  4. Once the schedule is gone, type “:x” to save and quit vim and you’re set!
  5. Hit cmd+q and close the terminal as if nothing ever happened.
  6. Flex.

What else, Ryan?

…yes! A quick reference for you!

Great question! I’m so glad you asked! There is SO MUCH MORE we can do.

View current cron tasks
crontab -l (that’s an “L” to “List”)
Remove all current scheduled tasks
crontab -r
Schedule to open a google search for nachos every 10 minutes
*/10 * * * * ( /usr/bin/open "https://www.google.com/webhp?#q=nachos" )
…hey I get it. Sometimes, you just need some nachos.

More fun with Say

Say comes with a lot of different options… have a look using man say in your terminal to see the manual. Now when you look at this, if you have any questions on how to use some of these options, you can ask!

For instance, let’s say I’d like to use a different voice… but I don’t know which ones I can use. Ask yer mac like this: say -v ?

This will give us a massive list of voices to choose from. Now you can switch up your command to do things like:

The above schedule, on exactly the 14th minute of the hour, will creepily whisper “I can see you”.

Conclusion

Here we’ve explored three tools (crontab, say, and open) that in coordination can help you mess with unlocked computers. I give you this knowledge knowing full well it could be used against me……… but then again, I lock my computer =P

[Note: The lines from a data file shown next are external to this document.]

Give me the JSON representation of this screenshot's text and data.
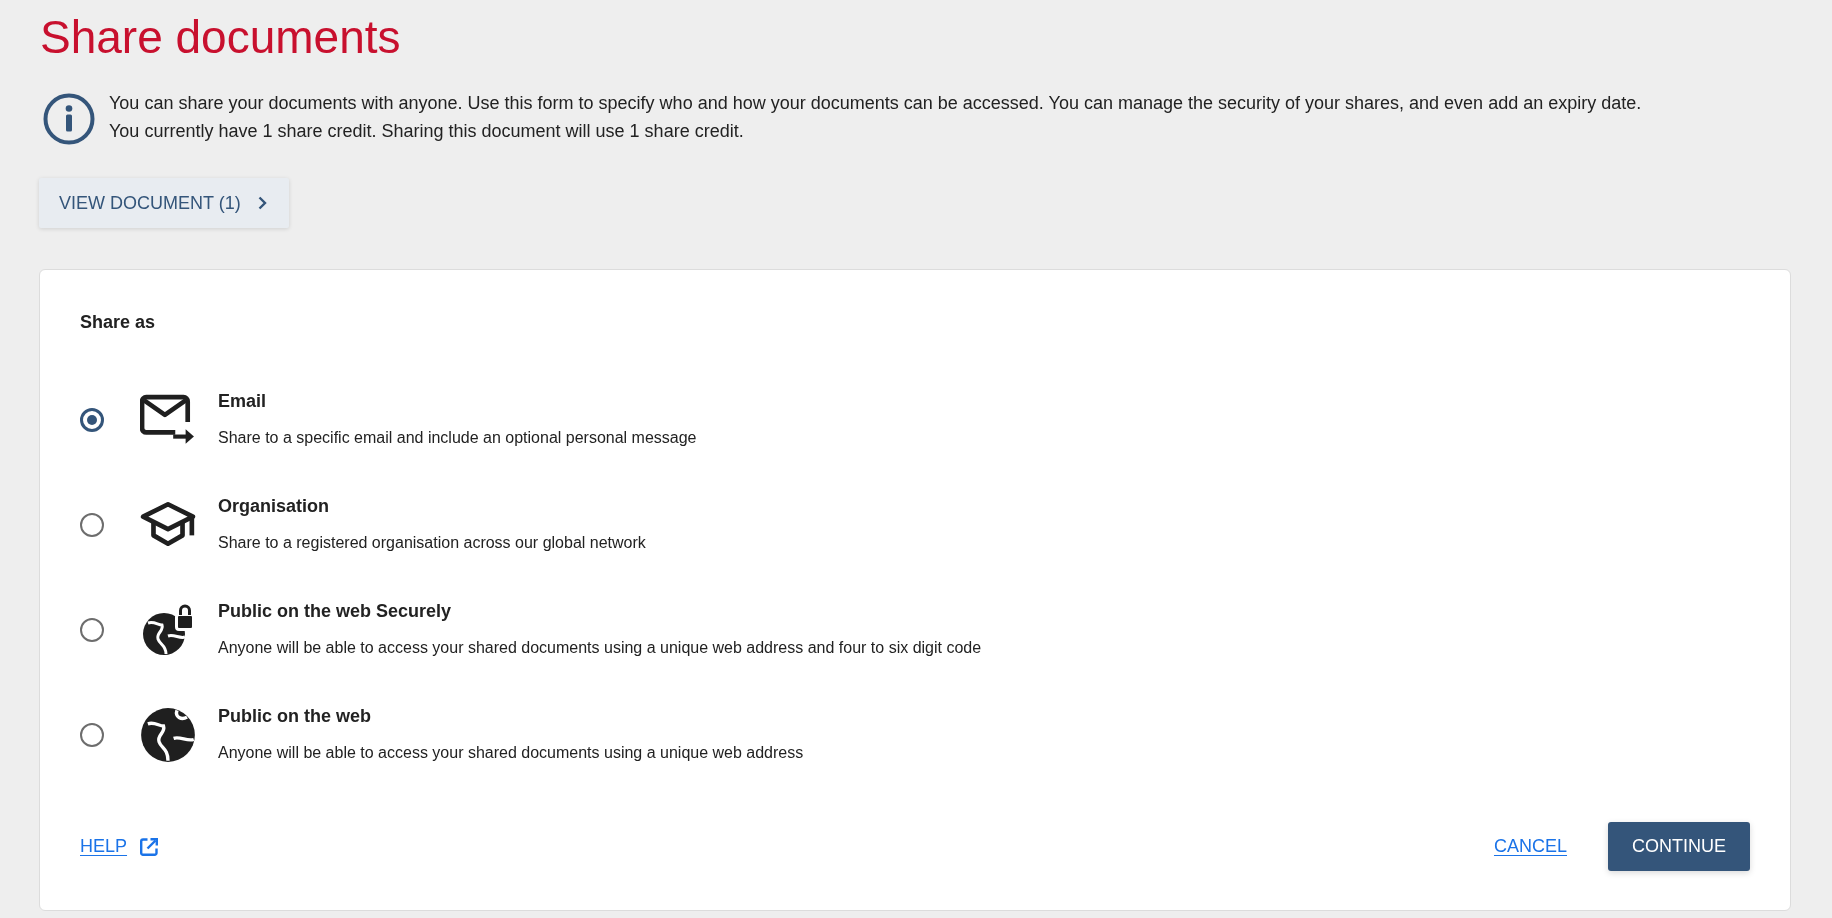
{
  "title": "Share documents",
  "info": {
    "lines": [
      "You can share your documents with anyone. Use this form to specify who and how your documents can be accessed. You can manage the security of your shares, and even add an expiry date.",
      "You currently have 1 share credit. Sharing this document will use 1 share credit."
    ]
  },
  "view_button": {
    "label": "VIEW DOCUMENT (1)"
  },
  "share_form": {
    "heading": "Share as",
    "options": [
      {
        "kind": "email",
        "title": "Email",
        "description": "Share to a specific email and include an optional personal message",
        "selected": true
      },
      {
        "kind": "organisation",
        "title": "Organisation",
        "description": "Share to a registered organisation across our global network",
        "selected": false
      },
      {
        "kind": "public_secure",
        "title": "Public on the web Securely",
        "description": "Anyone will be able to access your shared documents using a unique web address and four to six digit code",
        "selected": false
      },
      {
        "kind": "public",
        "title": "Public on the web",
        "description": "Anyone will be able to access your shared documents using a unique web address",
        "selected": false
      }
    ]
  },
  "footer": {
    "help_link": "HELP",
    "cancel": "CANCEL",
    "continue": "CONTINUE"
  }
}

Blog Spammer Shootin’ Match

The Stage

For some reason….. this blog — THIS blog! …..gets a crap ton of spam. So I went looking. I figured I’d share the bulk of what I found.


Yep. If you’re getting crazy spam, watch out for China, obama, and nofollow. They. Will. Destroy. Your. Sanity.

The Apology

If you legitimately are trying to comment and noted something about any of the three mentioned above, I owe you an apology. I’m sorry I shot your comment in the spam box with glee and a special kind of whimsy.

Looking at the Data, Again!

I kinda enjoy using this as a psuedo “comment honeypot” because it’s just so darn entertaining. Here are some other fun ways to look at your comment spam:

By number of comments posted per IP:

Original IP’s censored b/c I don’t wanna be a jerk to anyone but the guy at 123.45.67.89!

By my patented, foolproof, never wrong Offender Rating System®:

Again, original IP’s censored b/c I don’t wanna be a jerk to anyone but the guy at 123.45.67.89!

…fin!

Wasn’t that fun?! =D

Don’t spam me, bro!

Getting a quick summary on your MySQL Database

Summary of yer tables

Sometimes, you just want to see what’s going on from a high level. “HOW CAN I GET A SUMMARY OF MY TABLES?!” you may have asked yourself…

To do this, you’ll need to do a simple query into the TABLES table in the information_schema database. Like this:

It’s a habit for me, but I always like to describe the table so I know what I’m looking at:

Now, we can see what we’re looking for. Here’s what I generally like to do:

Yeah, even my schema names are trendy and clever.</sarcasm>

Anyways, now you can sort and/or select however you want! Grok yer data, amigo. =]

I realize my code blocks are not blocking well enough. Will fix.

Performance Issue Gut Check for MySQL

Sometimes MySQL performance can be difficult to hammer out. One of the quickest ways to get a good gut check is to have a look at the current process list. Check this out:

Now, this is relatively uninteresting, but sometimes, you’ll find a list of active queries that have stacked up against your db. Some things that can really help you identify issues is by ensuring each different piece of your platform identifies itself uniquely.

Once that happens, you can see which queries from where are hanging on. Parts of your platform can stall and hold onto connections, queries can take an eternity, bad code can hold result sets in memory, etc… This should give you a good idea where to start looking!

Hope this helps =]